Where was I? Oh, yes, I was suffering from the early stages of burn out while working the state fair circuit as a caricature artist. A Carey who drew crowds of smiles. What a wonderful time it was up to the burn out. Then it got ugly. Just everything seemed to fit wrong with me. It was me, not them, not anyone, but me. My attitude plummeted to the desire to be a hermit. Actually, I guess I kinda was a hermit, traveling in my little Westfalia home on wheels. Setting up art displays at state fairs. Working long hard hours from sunrise to late after midnight in most cases. It was tedious work. The Carney life is a hard life. It’s fun for a little while while you find amusement in being set up to a guy who has a conspiracy theory for everything. Crazy Carey’s set up their booths on your isle can prove to be brilliant entertainment t, but it to begins to wear on you. When you catch yourself buying into the conspiracy theories about the Aliens from outer space and John F. Kennedy not being assassinated, but just going back to his home planet, then it’s time to get out of the fair circuit.
Not that that actually ever happened….
I remember one fair I was done. My soul had a spiritual departure from my body a week before this particular moment and the fair had another three days to go. I was at my caricature stand watching the crowd of people flow back and forth down the vendor isles. The a family of people stopped in front of my stand and just starred at my displays. Mind you, have you ever seen the TV sitcom “Night Court”? There used to be this hillbilly family that would show up in the court from time to time. YouTube it, you will find them. Well, this family in front of my stand was the living parody of that hillbilly family. Straight out of the ozarks. The mom, the dad, the kids. Maybe mom and dad were sister and brother. It could have been possible.
They just stood there looking at my samples and signage. I had front view samples. I had side view samples. I had prices for front views. I had prices for side views. I had prices for couples and groups. I had prices for color or black and white drawings. I could understand how this was overwhelming for these folks. I would make attempts to interact with them. I’d ask questions like “Can I help you?” Or “What would y’all like to be drawn doing in your caricature?” Or “Y’all have the same ears, y’all must be cousins.”
Crickets. Nothing. Natalie. Absolutely no response or acknowledgement that I was there. They just kept to the,selves very quiet with an occasional whisper to one another. Until finally the one that I presumed to be the father or Older brother, or both came up to me and asks. “Hey, what’s a front view?”
This was the exact moment that I knew it was time to quit the road. I paused and looked at his blank stare and I calmly replied “two eyes, a nose and a mouth, sometimes a chin, pending on the subject.”
From Ty Walls:
After four decades drawing smiles I often encounter remarkable people.
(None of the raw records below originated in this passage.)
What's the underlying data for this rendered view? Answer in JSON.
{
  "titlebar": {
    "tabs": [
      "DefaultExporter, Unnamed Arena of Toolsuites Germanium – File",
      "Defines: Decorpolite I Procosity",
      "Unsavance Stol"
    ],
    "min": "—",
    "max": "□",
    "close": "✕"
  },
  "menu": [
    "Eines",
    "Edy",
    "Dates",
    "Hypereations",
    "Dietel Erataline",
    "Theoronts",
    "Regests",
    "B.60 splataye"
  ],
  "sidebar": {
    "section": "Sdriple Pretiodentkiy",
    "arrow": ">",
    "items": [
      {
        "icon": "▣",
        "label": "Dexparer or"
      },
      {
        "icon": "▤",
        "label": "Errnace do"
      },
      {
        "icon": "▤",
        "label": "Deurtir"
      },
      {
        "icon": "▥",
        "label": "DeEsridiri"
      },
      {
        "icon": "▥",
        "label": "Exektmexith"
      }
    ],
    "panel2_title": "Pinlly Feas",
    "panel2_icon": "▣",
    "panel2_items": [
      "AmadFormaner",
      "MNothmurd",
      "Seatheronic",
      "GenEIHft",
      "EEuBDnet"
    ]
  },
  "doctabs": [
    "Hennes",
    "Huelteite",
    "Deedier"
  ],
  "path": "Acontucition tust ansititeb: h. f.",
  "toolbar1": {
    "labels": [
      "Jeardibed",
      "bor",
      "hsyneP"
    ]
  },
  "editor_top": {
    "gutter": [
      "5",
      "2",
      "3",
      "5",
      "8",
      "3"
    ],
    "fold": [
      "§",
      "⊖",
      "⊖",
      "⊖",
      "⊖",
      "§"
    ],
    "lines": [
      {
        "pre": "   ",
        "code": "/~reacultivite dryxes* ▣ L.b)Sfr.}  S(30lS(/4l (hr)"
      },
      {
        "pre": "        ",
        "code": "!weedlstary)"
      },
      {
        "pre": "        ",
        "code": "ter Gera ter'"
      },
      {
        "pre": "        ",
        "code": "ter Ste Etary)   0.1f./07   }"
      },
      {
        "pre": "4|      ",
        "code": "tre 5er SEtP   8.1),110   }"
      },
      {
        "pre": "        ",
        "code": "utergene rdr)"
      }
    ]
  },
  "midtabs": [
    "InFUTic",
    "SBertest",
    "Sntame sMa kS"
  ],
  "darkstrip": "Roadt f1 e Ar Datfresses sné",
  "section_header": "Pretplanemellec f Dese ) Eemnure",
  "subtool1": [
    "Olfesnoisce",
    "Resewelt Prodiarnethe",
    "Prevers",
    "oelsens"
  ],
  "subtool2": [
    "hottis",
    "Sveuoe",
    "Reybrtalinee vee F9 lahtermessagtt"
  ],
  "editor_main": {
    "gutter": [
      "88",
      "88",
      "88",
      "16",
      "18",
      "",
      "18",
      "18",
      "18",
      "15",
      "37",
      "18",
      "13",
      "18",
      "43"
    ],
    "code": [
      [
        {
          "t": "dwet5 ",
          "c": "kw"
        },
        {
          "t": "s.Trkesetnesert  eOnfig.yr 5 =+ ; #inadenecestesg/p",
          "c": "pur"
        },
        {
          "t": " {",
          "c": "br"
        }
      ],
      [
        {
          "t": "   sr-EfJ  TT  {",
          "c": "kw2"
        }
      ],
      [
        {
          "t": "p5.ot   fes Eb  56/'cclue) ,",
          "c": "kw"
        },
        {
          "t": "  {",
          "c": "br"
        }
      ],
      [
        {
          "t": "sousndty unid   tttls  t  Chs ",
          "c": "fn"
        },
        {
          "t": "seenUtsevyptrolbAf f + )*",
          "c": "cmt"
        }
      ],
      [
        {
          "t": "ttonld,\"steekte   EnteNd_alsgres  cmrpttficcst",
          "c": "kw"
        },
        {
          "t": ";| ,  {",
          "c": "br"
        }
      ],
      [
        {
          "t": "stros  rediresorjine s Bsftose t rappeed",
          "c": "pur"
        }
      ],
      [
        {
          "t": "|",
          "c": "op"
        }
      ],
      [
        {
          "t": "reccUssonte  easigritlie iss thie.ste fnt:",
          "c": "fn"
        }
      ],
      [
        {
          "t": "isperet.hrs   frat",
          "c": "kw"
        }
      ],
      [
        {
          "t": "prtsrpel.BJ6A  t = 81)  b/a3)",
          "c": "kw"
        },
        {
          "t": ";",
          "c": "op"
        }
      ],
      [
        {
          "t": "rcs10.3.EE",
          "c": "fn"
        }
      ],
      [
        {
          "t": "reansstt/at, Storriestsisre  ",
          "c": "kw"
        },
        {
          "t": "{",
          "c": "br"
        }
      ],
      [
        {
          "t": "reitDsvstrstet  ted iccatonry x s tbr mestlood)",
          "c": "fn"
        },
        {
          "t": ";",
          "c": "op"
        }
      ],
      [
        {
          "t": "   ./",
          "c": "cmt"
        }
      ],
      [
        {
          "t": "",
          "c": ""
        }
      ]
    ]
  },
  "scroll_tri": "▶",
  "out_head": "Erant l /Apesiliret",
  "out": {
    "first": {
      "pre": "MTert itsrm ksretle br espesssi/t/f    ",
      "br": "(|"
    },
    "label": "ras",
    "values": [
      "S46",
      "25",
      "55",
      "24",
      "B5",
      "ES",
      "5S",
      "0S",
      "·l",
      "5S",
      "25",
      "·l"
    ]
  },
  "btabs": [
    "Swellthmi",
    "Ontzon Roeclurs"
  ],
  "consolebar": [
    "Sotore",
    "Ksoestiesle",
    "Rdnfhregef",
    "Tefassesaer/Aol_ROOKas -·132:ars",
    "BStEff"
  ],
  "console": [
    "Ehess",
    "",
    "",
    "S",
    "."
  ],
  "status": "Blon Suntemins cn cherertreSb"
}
I've learned to create little special moments for people from all around the world with my simple smile-drawing skills. But sometimes, life creates little magical moments for me. This blog is my attempt to share them with you.